TASK REQUIREMENTS → Restate all of the data below word for word.

RECORD EXCERPTS →
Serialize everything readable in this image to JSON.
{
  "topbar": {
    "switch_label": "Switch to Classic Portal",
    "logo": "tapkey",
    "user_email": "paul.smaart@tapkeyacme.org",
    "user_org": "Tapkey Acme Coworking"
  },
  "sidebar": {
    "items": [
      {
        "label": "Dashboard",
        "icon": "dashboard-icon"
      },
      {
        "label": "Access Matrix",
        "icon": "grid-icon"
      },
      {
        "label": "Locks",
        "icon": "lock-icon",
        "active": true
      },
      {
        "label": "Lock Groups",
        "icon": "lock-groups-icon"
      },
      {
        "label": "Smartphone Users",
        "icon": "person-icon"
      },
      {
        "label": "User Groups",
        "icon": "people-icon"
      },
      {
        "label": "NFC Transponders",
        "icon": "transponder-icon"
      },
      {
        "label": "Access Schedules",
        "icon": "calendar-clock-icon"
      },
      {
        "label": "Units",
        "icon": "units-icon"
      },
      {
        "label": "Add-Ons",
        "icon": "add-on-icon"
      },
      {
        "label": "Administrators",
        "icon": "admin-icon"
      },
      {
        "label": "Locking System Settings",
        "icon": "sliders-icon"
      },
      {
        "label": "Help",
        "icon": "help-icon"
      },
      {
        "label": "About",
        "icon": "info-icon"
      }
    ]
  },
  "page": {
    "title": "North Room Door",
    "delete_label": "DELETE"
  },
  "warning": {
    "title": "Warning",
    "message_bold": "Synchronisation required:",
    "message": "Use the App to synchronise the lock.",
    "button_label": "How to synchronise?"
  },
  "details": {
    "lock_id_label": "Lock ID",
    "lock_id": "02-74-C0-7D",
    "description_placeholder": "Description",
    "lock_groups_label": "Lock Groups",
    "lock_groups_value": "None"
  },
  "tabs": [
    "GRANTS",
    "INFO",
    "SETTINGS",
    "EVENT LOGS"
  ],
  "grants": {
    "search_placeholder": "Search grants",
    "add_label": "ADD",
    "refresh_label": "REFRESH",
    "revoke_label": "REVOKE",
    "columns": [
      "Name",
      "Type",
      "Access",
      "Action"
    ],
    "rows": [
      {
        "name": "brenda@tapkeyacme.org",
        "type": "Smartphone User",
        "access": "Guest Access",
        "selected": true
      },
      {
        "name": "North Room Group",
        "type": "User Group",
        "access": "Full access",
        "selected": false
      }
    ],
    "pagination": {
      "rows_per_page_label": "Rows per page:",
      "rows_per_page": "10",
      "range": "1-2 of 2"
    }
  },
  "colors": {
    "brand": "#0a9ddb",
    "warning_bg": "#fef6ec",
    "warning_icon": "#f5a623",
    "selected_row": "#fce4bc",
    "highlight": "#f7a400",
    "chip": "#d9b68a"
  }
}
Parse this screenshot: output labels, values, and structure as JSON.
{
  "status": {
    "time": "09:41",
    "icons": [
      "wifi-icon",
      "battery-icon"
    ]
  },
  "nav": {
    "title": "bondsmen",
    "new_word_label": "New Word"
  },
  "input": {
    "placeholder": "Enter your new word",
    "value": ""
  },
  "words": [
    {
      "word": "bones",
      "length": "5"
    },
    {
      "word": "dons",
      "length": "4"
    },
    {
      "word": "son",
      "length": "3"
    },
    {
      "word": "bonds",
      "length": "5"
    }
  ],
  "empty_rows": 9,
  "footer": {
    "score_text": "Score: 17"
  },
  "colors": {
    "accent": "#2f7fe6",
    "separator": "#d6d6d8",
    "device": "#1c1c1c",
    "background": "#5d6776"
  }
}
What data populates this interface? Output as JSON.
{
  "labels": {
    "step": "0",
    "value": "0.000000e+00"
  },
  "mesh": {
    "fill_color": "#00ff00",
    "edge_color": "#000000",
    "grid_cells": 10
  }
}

OUTPUT BELOW →
Serialize everything readable in this image to JSON.
{
  "topbar": {
    "switch_label": "Switch to Classic Portal",
    "logo": "tapkey",
    "user_email": "paul.smaart@tapkeyacme.org",
    "user_org": "Tapkey Acme Coworking"
  },
  "sidebar": {
    "items": [
      {
        "label": "Dashboard",
        "icon": "dashboard-icon"
      },
      {
        "label": "Access Matrix",
        "icon": "grid-icon"
      },
      {
        "label": "Locks",
        "icon": "lock-icon",
        "active": true
      },
      {
        "label": "Lock Groups",
        "icon": "lock-groups-icon"
      },
      {
        "label": "Smartphone Users",
        "icon": "person-icon"
      },
      {
        "label": "User Groups",
        "icon": "people-icon"
      },
      {
        "label": "NFC Transponders",
        "icon": "transponder-icon"
      },
      {
        "label": "Access Schedules",
        "icon": "calendar-clock-icon"
      },
      {
        "label": "Units",
        "icon": "units-icon"
      },
      {
        "label": "Add-Ons",
        "icon": "add-on-icon"
      },
      {
        "label": "Administrators",
        "icon": "admin-icon"
      },
      {
        "label": "Locking System Settings",
        "icon": "sliders-icon"
      },
      {
        "label": "Help",
        "icon": "help-icon"
      },
      {
        "label": "About",
        "icon": "info-icon"
      }
    ]
  },
  "page": {
    "title": "North Room Door",
    "delete_label": "DELETE"
  },
  "warning": {
    "title": "Warning",
    "message_bold": "Synchronisation required:",
    "message": "Use the App to synchronise the lock.",
    "button_label": "How to synchronise?"
  },
  "details": {
    "lock_id_label": "Lock ID",
    "lock_id": "02-74-C0-7D",
    "description_placeholder": "Description",
    "lock_groups_label": "Lock Groups",
    "lock_groups_value": "None"
  },
  "tabs": [
    "GRANTS",
    "INFO",
    "SETTINGS",
    "EVENT LOGS"
  ],
  "grants": {
    "search_placeholder": "Search grants",
    "add_label": "ADD",
    "refresh_label": "REFRESH",
    "revoke_label": "REVOKE",
    "columns": [
      "Name",
      "Type",
      "Access",
      "Action"
    ],
    "rows": [
      {
        "name": "brenda@tapkeyacme.org",
        "type": "Smartphone User",
        "access": "Guest Access",
        "selected": true
      },
      {
        "name": "North Room Group",
        "type": "User Group",
        "access": "Full access",
        "selected": false
      }
    ],
    "pagination": {
      "rows_per_page_label": "Rows per page:",
      "rows_per_page": "10",
      "range": "1-2 of 2"
    }
  },
  "colors": {
    "brand": "#0a9ddb",
    "warning_bg": "#fef6ec",
    "warning_icon": "#f5a623",
    "selected_row": "#fce4bc",
    "highlight": "#f7a400",
    "chip": "#d9b68a"
  }
}
Parse this screenshot: output labels, values, and structure as JSON.
{
  "status": {
    "time": "09:41",
    "icons": [
      "wifi-icon",
      "battery-icon"
    ]
  },
  "nav": {
    "title": "bondsmen",
    "new_word_label": "New Word"
  },
  "input": {
    "placeholder": "Enter your new word",
    "value": ""
  },
  "words": [
    {
      "word": "bones",
      "length": "5"
    },
    {
      "word": "dons",
      "length": "4"
    },
    {
      "word": "son",
      "length": "3"
    },
    {
      "word": "bonds",
      "length": "5"
    }
  ],
  "empty_rows": 9,
  "footer": {
    "score_text": "Score: 17"
  },
  "colors": {
    "accent": "#2f7fe6",
    "separator": "#d6d6d8",
    "device": "#1c1c1c",
    "background": "#5d6776"
  }
}
What data populates this interface? Output as JSON.
{
  "labels": {
    "step": "0",
    "value": "0.000000e+00"
  },
  "mesh": {
    "fill_color": "#00ff00",
    "edge_color": "#000000",
    "grid_cells": 10
  }
}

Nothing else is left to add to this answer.